◆ Available data:
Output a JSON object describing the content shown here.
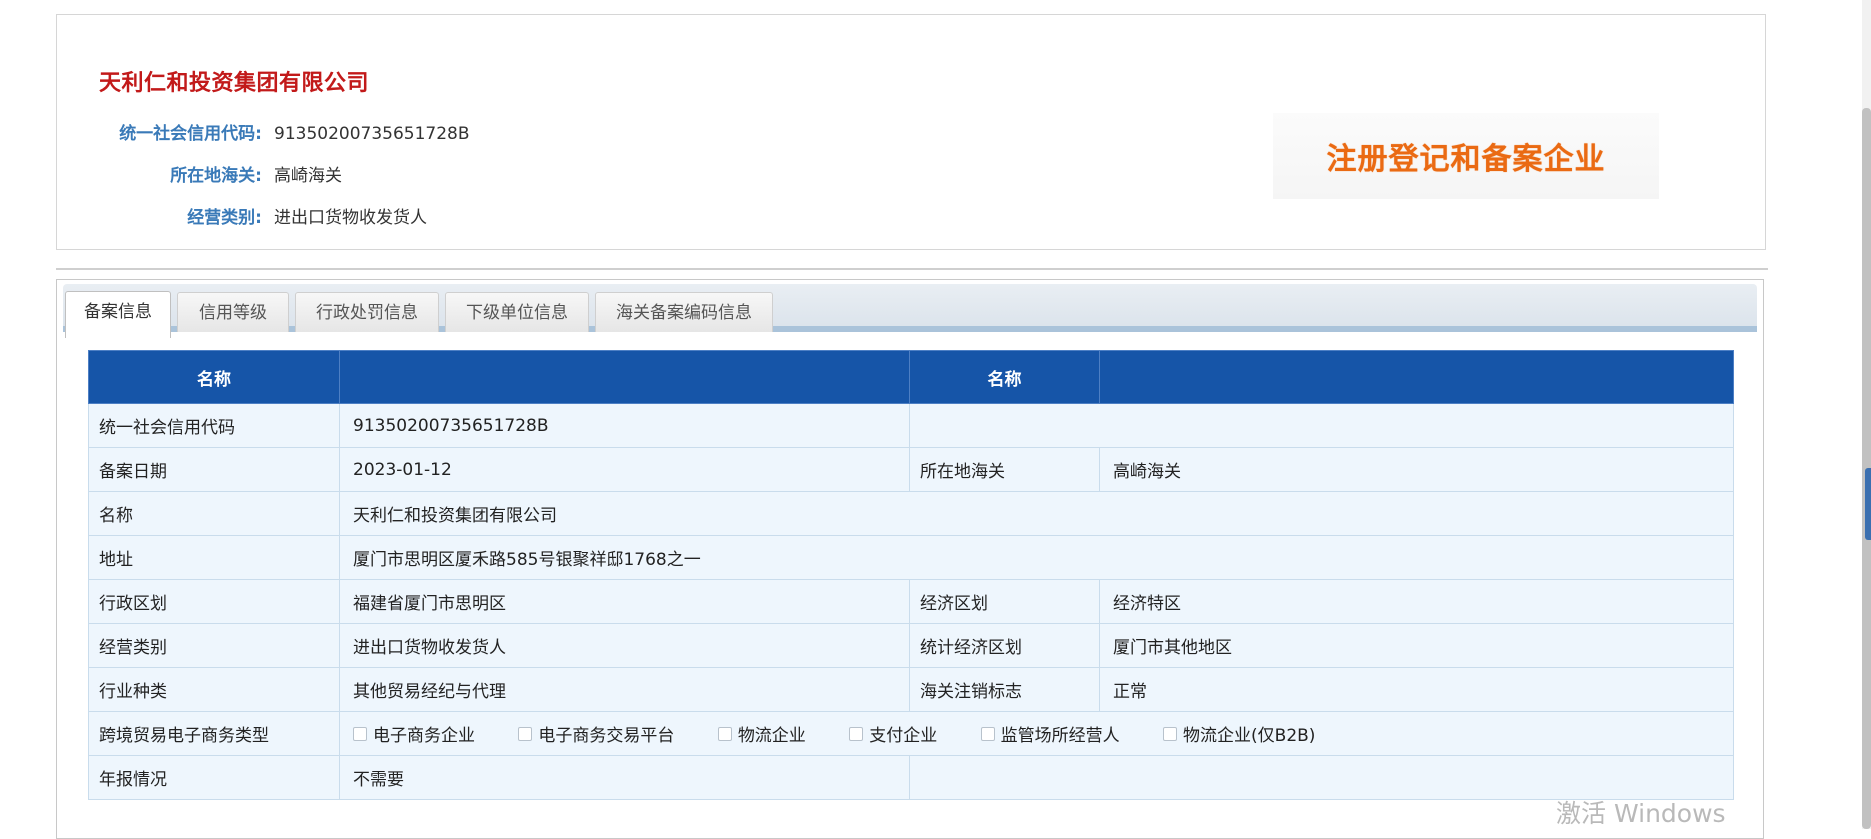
{
  "company": {
    "name": "天利仁和投资集团有限公司",
    "fields": [
      {
        "label": "统一社会信用代码:",
        "value": "91350200735651728B"
      },
      {
        "label": "所在地海关:",
        "value": "高崎海关"
      },
      {
        "label": "经营类别:",
        "value": "进出口货物收发货人"
      }
    ],
    "status_stamp": "注册登记和备案企业"
  },
  "tabs": [
    {
      "label": "备案信息",
      "active": true
    },
    {
      "label": "信用等级",
      "active": false
    },
    {
      "label": "行政处罚信息",
      "active": false
    },
    {
      "label": "下级单位信息",
      "active": false
    },
    {
      "label": "海关备案编码信息",
      "active": false
    }
  ],
  "table": {
    "header": {
      "col1": "名称",
      "col2": "",
      "col3": "名称",
      "col4": ""
    },
    "rows": {
      "credit_code": {
        "label": "统一社会信用代码",
        "value": "91350200735651728B"
      },
      "filing_date": {
        "label": "备案日期",
        "value": "2023-01-12",
        "label2": "所在地海关",
        "value2": "高崎海关"
      },
      "name": {
        "label": "名称",
        "value": "天利仁和投资集团有限公司"
      },
      "address": {
        "label": "地址",
        "value": "厦门市思明区厦禾路585号银聚祥邸1768之一"
      },
      "admin_region": {
        "label": "行政区划",
        "value": "福建省厦门市思明区",
        "label2": "经济区划",
        "value2": "经济特区"
      },
      "business_type": {
        "label": "经营类别",
        "value": "进出口货物收发货人",
        "label2": "统计经济区划",
        "value2": "厦门市其他地区"
      },
      "industry": {
        "label": "行业种类",
        "value": "其他贸易经纪与代理",
        "label2": "海关注销标志",
        "value2": "正常"
      },
      "ecommerce": {
        "label": "跨境贸易电子商务类型",
        "options": [
          "电子商务企业",
          "电子商务交易平台",
          "物流企业",
          "支付企业",
          "监管场所经营人",
          "物流企业(仅B2B)"
        ]
      },
      "annual_report": {
        "label": "年报情况",
        "value": "不需要"
      }
    }
  },
  "watermark": "激活 Windows",
  "colors": {
    "title_red": "#c21a1a",
    "label_blue": "#3a7ab8",
    "header_blue": "#1655a8",
    "stamp_orange": "#ea6a13"
  }
}
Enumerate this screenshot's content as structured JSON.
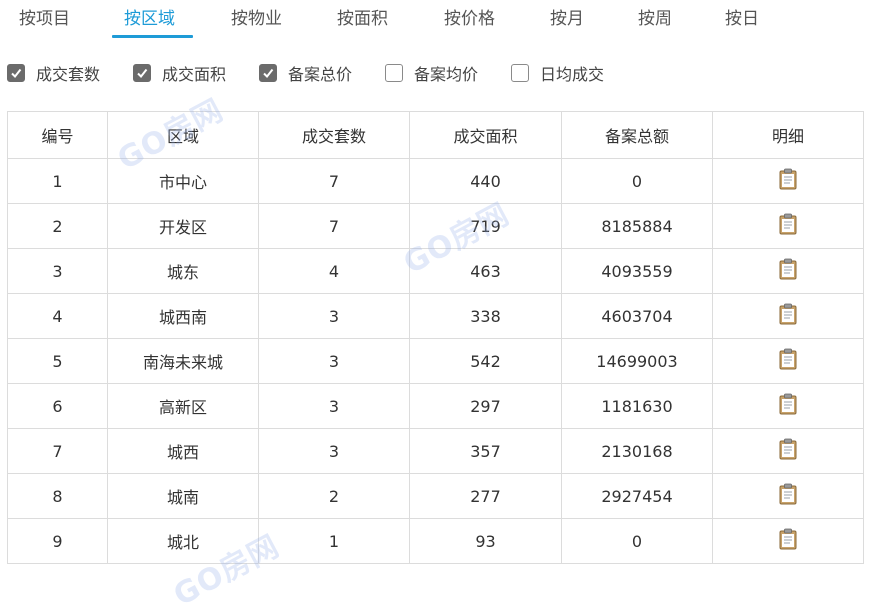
{
  "tabs": [
    {
      "label": "按项目",
      "active": false
    },
    {
      "label": "按区域",
      "active": true
    },
    {
      "label": "按物业",
      "active": false
    },
    {
      "label": "按面积",
      "active": false
    },
    {
      "label": "按价格",
      "active": false
    },
    {
      "label": "按月",
      "active": false
    },
    {
      "label": "按周",
      "active": false
    },
    {
      "label": "按日",
      "active": false
    }
  ],
  "filters": [
    {
      "label": "成交套数",
      "checked": true
    },
    {
      "label": "成交面积",
      "checked": true
    },
    {
      "label": "备案总价",
      "checked": true
    },
    {
      "label": "备案均价",
      "checked": false
    },
    {
      "label": "日均成交",
      "checked": false
    }
  ],
  "table": {
    "headers": [
      "编号",
      "区域",
      "成交套数",
      "成交面积",
      "备案总额",
      "明细"
    ],
    "rows": [
      {
        "no": "1",
        "area": "市中心",
        "count": "7",
        "size": "440",
        "total": "0",
        "detail_icon": "clipboard-icon"
      },
      {
        "no": "2",
        "area": "开发区",
        "count": "7",
        "size": "719",
        "total": "8185884",
        "detail_icon": "clipboard-icon"
      },
      {
        "no": "3",
        "area": "城东",
        "count": "4",
        "size": "463",
        "total": "4093559",
        "detail_icon": "clipboard-icon"
      },
      {
        "no": "4",
        "area": "城西南",
        "count": "3",
        "size": "338",
        "total": "4603704",
        "detail_icon": "clipboard-icon"
      },
      {
        "no": "5",
        "area": "南海未来城",
        "count": "3",
        "size": "542",
        "total": "14699003",
        "detail_icon": "clipboard-icon"
      },
      {
        "no": "6",
        "area": "高新区",
        "count": "3",
        "size": "297",
        "total": "1181630",
        "detail_icon": "clipboard-icon"
      },
      {
        "no": "7",
        "area": "城西",
        "count": "3",
        "size": "357",
        "total": "2130168",
        "detail_icon": "clipboard-icon"
      },
      {
        "no": "8",
        "area": "城南",
        "count": "2",
        "size": "277",
        "total": "2927454",
        "detail_icon": "clipboard-icon"
      },
      {
        "no": "9",
        "area": "城北",
        "count": "1",
        "size": "93",
        "total": "0",
        "detail_icon": "clipboard-icon"
      }
    ]
  },
  "watermark": {
    "text": "GO房网"
  },
  "colors": {
    "accent": "#1e9bd7",
    "checkbox_checked": "#6b6b6b",
    "border": "#dcdcdc"
  }
}
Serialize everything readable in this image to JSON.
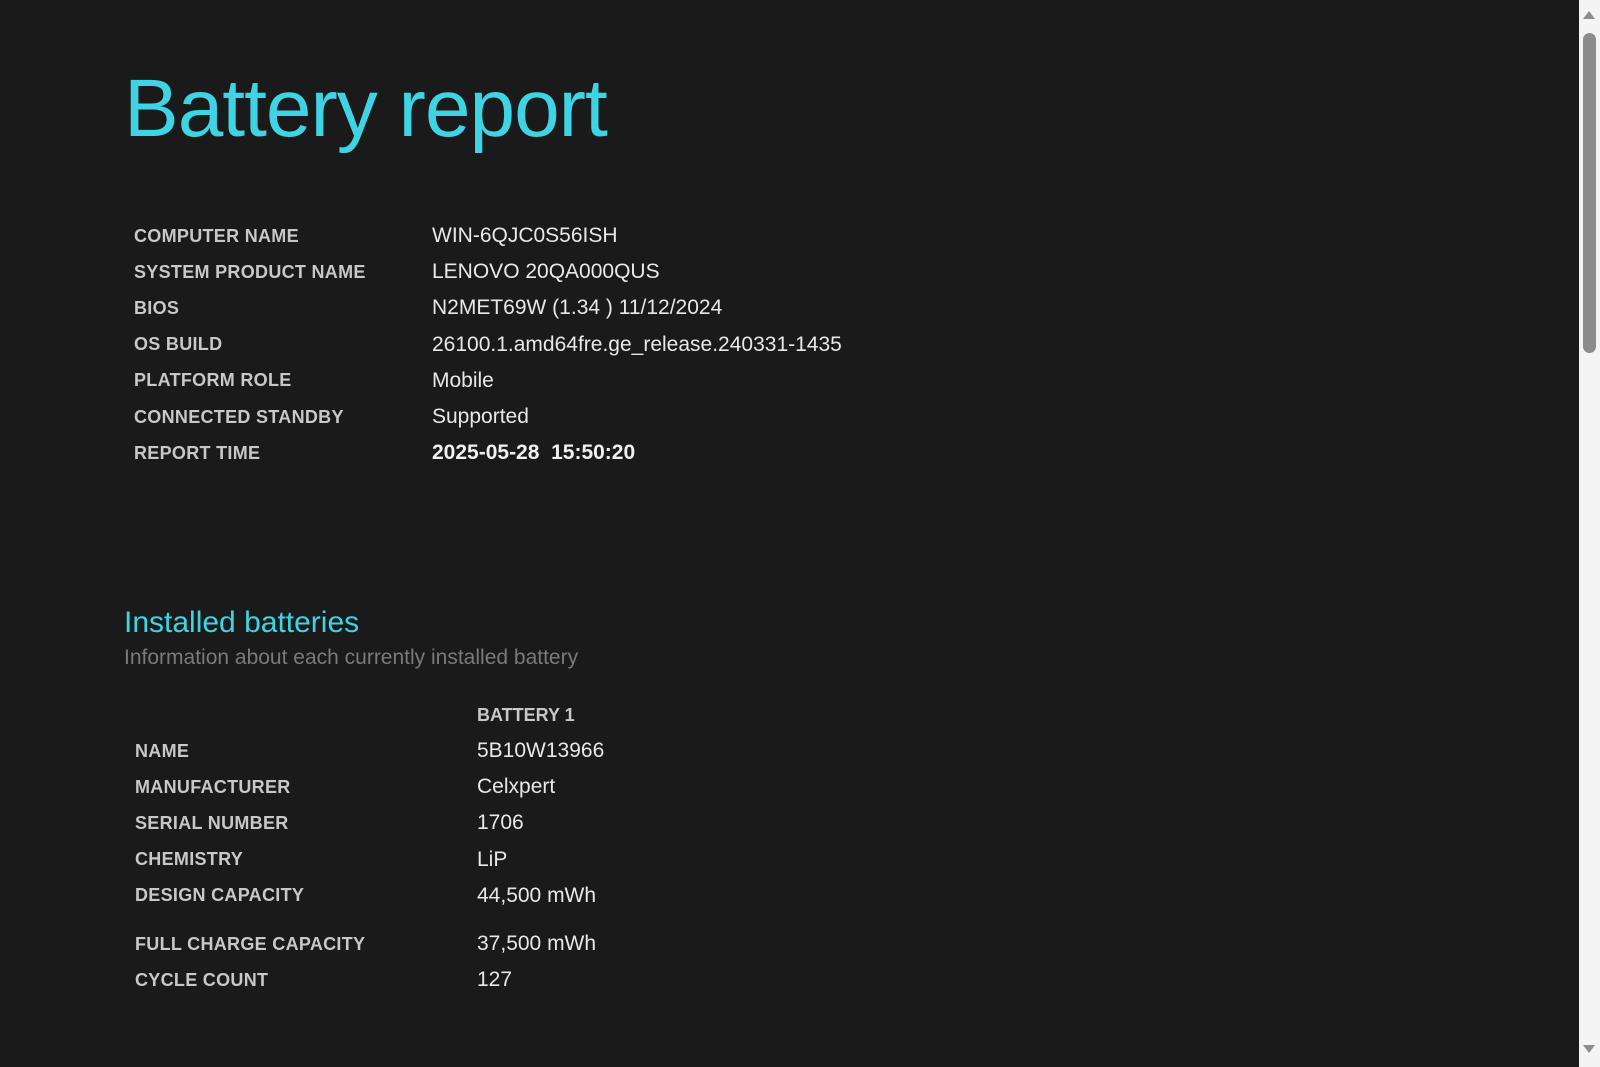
{
  "title": "Battery report",
  "system_info": [
    {
      "label": "COMPUTER NAME",
      "value": "WIN-6QJC0S56ISH"
    },
    {
      "label": "SYSTEM PRODUCT NAME",
      "value": "LENOVO 20QA000QUS"
    },
    {
      "label": "BIOS",
      "value": "N2MET69W (1.34 ) 11/12/2024"
    },
    {
      "label": "OS BUILD",
      "value": "26100.1.amd64fre.ge_release.240331-1435"
    },
    {
      "label": "PLATFORM ROLE",
      "value": "Mobile"
    },
    {
      "label": "CONNECTED STANDBY",
      "value": "Supported"
    },
    {
      "label": "REPORT TIME",
      "value": "2025-05-28  15:50:20"
    }
  ],
  "installed_batteries": {
    "heading": "Installed batteries",
    "subtitle": "Information about each currently installed battery",
    "column": "BATTERY 1",
    "rows": [
      {
        "label": "NAME",
        "value": "5B10W13966"
      },
      {
        "label": "MANUFACTURER",
        "value": "Celxpert"
      },
      {
        "label": "SERIAL NUMBER",
        "value": "1706"
      },
      {
        "label": "CHEMISTRY",
        "value": "LiP"
      },
      {
        "label": "DESIGN CAPACITY",
        "value": "44,500 mWh"
      },
      {
        "label": "FULL CHARGE CAPACITY",
        "value": "37,500 mWh"
      },
      {
        "label": "CYCLE COUNT",
        "value": "127"
      }
    ]
  }
}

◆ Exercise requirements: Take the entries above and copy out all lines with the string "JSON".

◆ Response area:
Output a JSON object describing the content shown here.
Enumerate this screenshot's content as structured JSON.
Serialize everything readable in this image to JSON.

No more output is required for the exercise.